There has also been a lot of political commentary surrounding the movie, even after you disregard the Colorado theater shooting. I'm going to quote from Wikipedia now: "Writing in Salon, David Sirota, a progressive political commentator compared The Dark Knight Rises and the game Call of Duty to 1980s popular culture reflecting the political period of the time, accusing them of perpetuating a conservative agenda: 'Just as so many 1980s pop culture products reflected the spirit of the Reagan Revolution’s conservative backlash, we are now seeing two blockbuster, genre-shaping products not-so-subtly reflect the Tea Party's rhetorical backlash to the powerful Occupy Wall Street zeitgeist.' An article in Variety reported Chuck Dixon, the co-creator of the Bane character, as saying that Bane is 'far more akin to an Occupy Wall Street type if you're looking to cast him politically.' Catherine Shoard of the center-left British publication The Guardian claimed the film 'is a quite audaciously capitalist vision, radically conservative, radically vigilante, that advances a serious, stirring proposal that the wish-fulfillment of the wealthy is to be championed if they say they want to do good.'"
Does the film do all of that? I certainly didn't think so, and I consider myself pretty far left politically. If you re-watch 'The Dark Knight' there seems to be a lot that is anti-vigilante, anti-Bushian (with Lucius Fox calling Batman's cell phone surveillance system "unethical... dangerous. ... This is wrong."). If there's any real anti-left stuff in 'The Dark Knight Rises', maybe it's the filmmakers' way of balancing things out? Who knows?

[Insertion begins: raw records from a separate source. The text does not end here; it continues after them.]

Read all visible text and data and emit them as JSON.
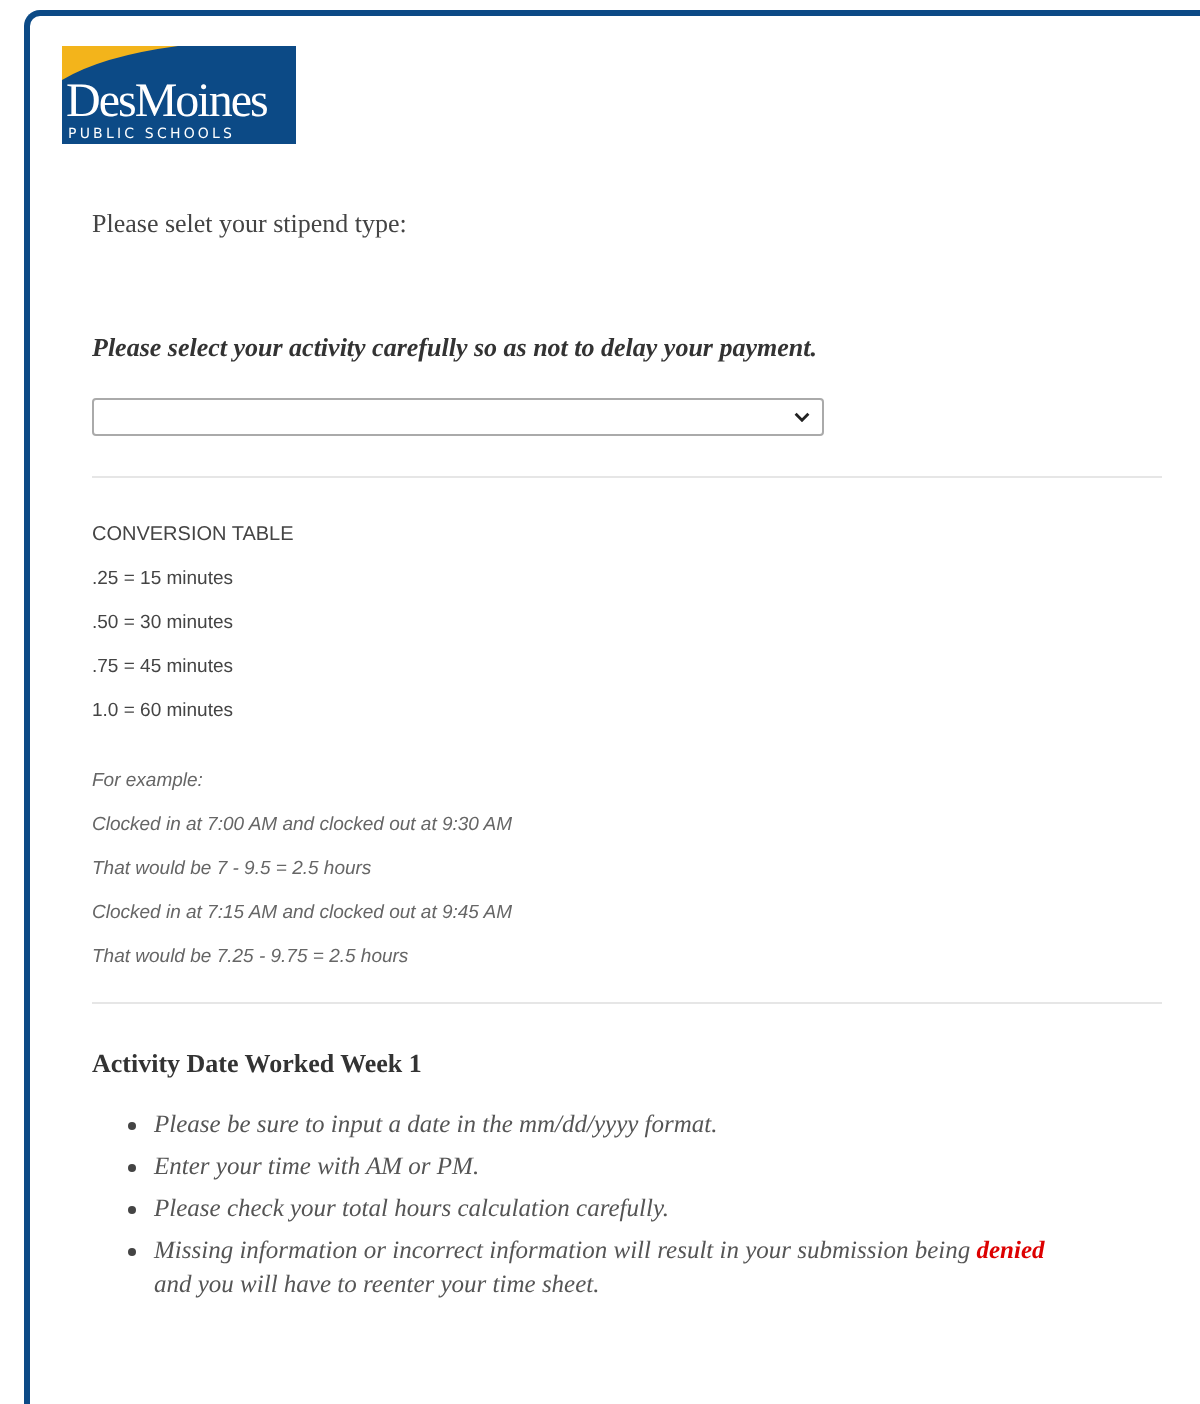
{
  "logo": {
    "name": "DesMoines",
    "subtitle": "PUBLIC SCHOOLS"
  },
  "stipend_prompt": "Please selet your stipend type:",
  "activity_notice": "Please select your activity carefully so as not to delay your payment.",
  "conversion": {
    "title": "CONVERSION TABLE",
    "rows": [
      ".25 = 15 minutes",
      ".50 = 30 minutes",
      ".75 = 45 minutes",
      "1.0 = 60 minutes"
    ]
  },
  "example": {
    "title": "For example:",
    "lines": [
      "Clocked in at 7:00 AM and clocked out at 9:30 AM",
      "That would be 7 - 9.5 = 2.5 hours",
      "Clocked in at 7:15 AM and clocked out at 9:45 AM",
      "That would be 7.25 - 9.75 = 2.5 hours"
    ]
  },
  "section": {
    "title": "Activity Date Worked Week 1",
    "bullets": [
      "Please be sure to input a date in the mm/dd/yyyy format.",
      "Enter your time with AM or PM.",
      "Please check your total hours calculation carefully.",
      "Missing information or incorrect information will result in your submission being **denied** and you will have to reenter your time sheet."
    ]
  }
}
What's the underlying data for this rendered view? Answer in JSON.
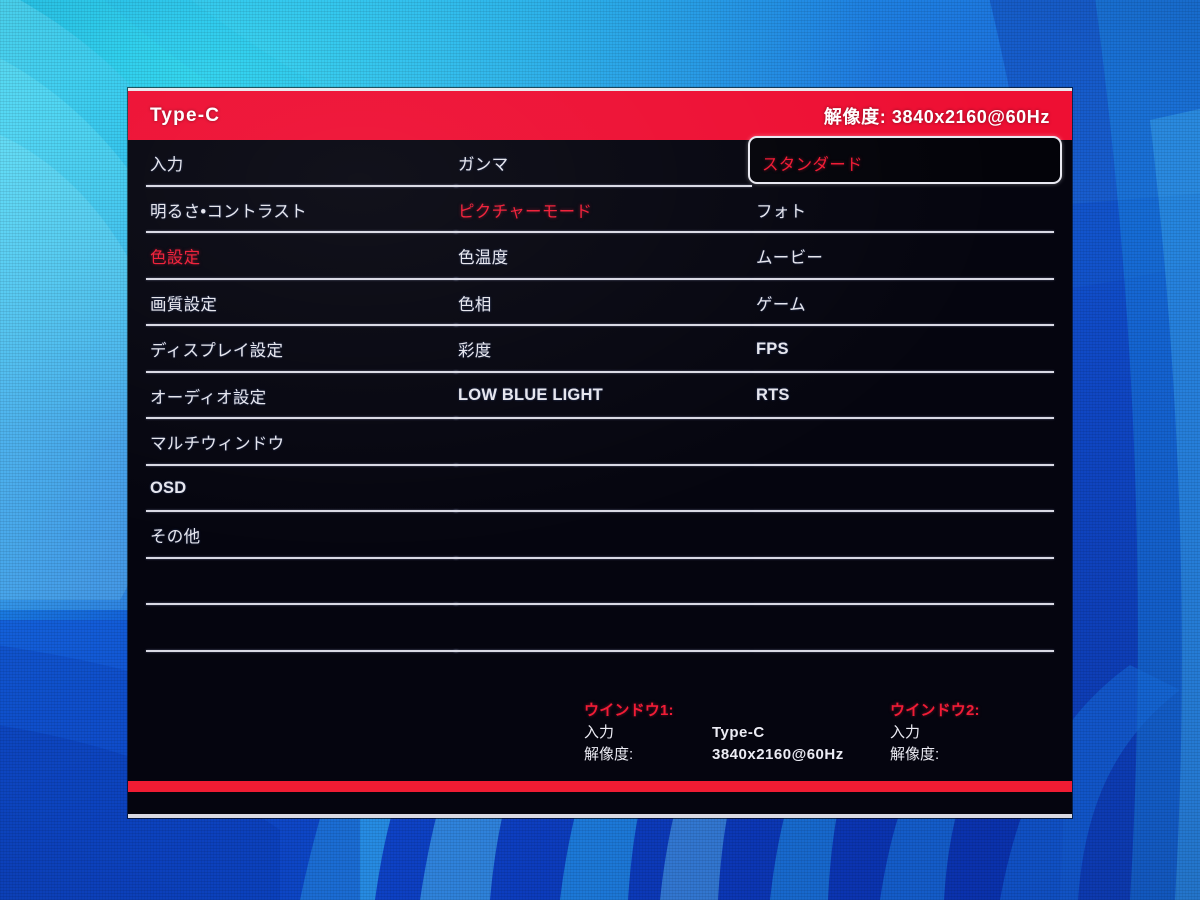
{
  "osd": {
    "header": {
      "input_label": "Type-C",
      "resolution_label": "解像度: 3840x2160@60Hz"
    },
    "menu_column": [
      {
        "label": "入力",
        "state": "normal",
        "script": "jp"
      },
      {
        "label": "明るさ•コントラスト",
        "state": "normal",
        "script": "jp"
      },
      {
        "label": "色設定",
        "state": "accent",
        "script": "jp"
      },
      {
        "label": "画質設定",
        "state": "normal",
        "script": "jp"
      },
      {
        "label": "ディスプレイ設定",
        "state": "normal",
        "script": "jp"
      },
      {
        "label": "オーディオ設定",
        "state": "normal",
        "script": "jp"
      },
      {
        "label": "マルチウィンドウ",
        "state": "normal",
        "script": "jp"
      },
      {
        "label": "OSD",
        "state": "normal",
        "script": "latin"
      },
      {
        "label": "その他",
        "state": "normal",
        "script": "jp"
      },
      {
        "label": "",
        "state": "empty",
        "script": "jp"
      },
      {
        "label": "",
        "state": "empty",
        "script": "jp"
      }
    ],
    "submenu_column": [
      {
        "label": "ガンマ",
        "state": "normal",
        "script": "jp"
      },
      {
        "label": "ピクチャーモード",
        "state": "accent",
        "script": "jp"
      },
      {
        "label": "色温度",
        "state": "normal",
        "script": "jp"
      },
      {
        "label": "色相",
        "state": "normal",
        "script": "jp"
      },
      {
        "label": "彩度",
        "state": "normal",
        "script": "jp"
      },
      {
        "label": "LOW BLUE LIGHT",
        "state": "normal",
        "script": "latin"
      },
      {
        "label": "",
        "state": "empty",
        "script": "jp"
      },
      {
        "label": "",
        "state": "empty",
        "script": "jp"
      },
      {
        "label": "",
        "state": "empty",
        "script": "jp"
      },
      {
        "label": "",
        "state": "empty",
        "script": "jp"
      },
      {
        "label": "",
        "state": "empty",
        "script": "jp"
      }
    ],
    "option_column": [
      {
        "label": "スタンダード",
        "state": "selected",
        "script": "jp"
      },
      {
        "label": "フォト",
        "state": "normal",
        "script": "jp"
      },
      {
        "label": "ムービー",
        "state": "normal",
        "script": "jp"
      },
      {
        "label": "ゲーム",
        "state": "normal",
        "script": "jp"
      },
      {
        "label": "FPS",
        "state": "normal",
        "script": "latin"
      },
      {
        "label": "RTS",
        "state": "normal",
        "script": "latin"
      },
      {
        "label": "",
        "state": "empty",
        "script": "jp"
      },
      {
        "label": "",
        "state": "empty",
        "script": "jp"
      },
      {
        "label": "",
        "state": "empty",
        "script": "jp"
      },
      {
        "label": "",
        "state": "empty",
        "script": "jp"
      },
      {
        "label": "",
        "state": "empty",
        "script": "jp"
      }
    ],
    "window_info": [
      {
        "title": "ウインドウ1:",
        "input_key": "入力",
        "input_value": "Type-C",
        "resolution_key": "解像度:",
        "resolution_value": "3840x2160@60Hz"
      },
      {
        "title": "ウインドウ2:",
        "input_key": "入力",
        "input_value": "",
        "resolution_key": "解像度:",
        "resolution_value": ""
      }
    ]
  },
  "colors": {
    "accent_red": "#ee0f33",
    "text_red": "#f01c36",
    "panel_background": "#05050f",
    "rule": "#d9d9e4",
    "text": "#e6e6ee",
    "wallpaper_blue": "#1568dd",
    "wallpaper_cyan": "#2fd8ef"
  }
}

On the other hand, to quote from Wikipedia again: "Nolan has denied the film criticizes the Occupy movement and insists that none of his Batman films are intended to be political: 'I've had as many conversations with people who have seen the film the other way round. We throw a lot of things against the wall to see if it sticks. We put a lot of interesting questions in the air, but that's simply a backdrop for the story. What we're really trying to do is show the cracks of society, show the conflicts that somebody would try to wedge open. We're going to get wildly different interpretations of what the film is supporting and not supporting, but it's not doing any of those things. It's just telling a story. If you're saying, 'Have you made a film that's supposed to be criticizing the Occupy Wall Street movement?' – well, obviously, that's not true.'"
Quoting Wikipedia again: "On the other side of the political spectrum, politically conservative commentator Rush Limbaugh alleged that the film was biased against Mitt Romney due to Bane's name being a homophone for Bain Capital, the financial service company Romney used to head. In response, Nolan said that the comments were 'bizarre', while Dixon and Freeman said that the comments were 'ridiculous'."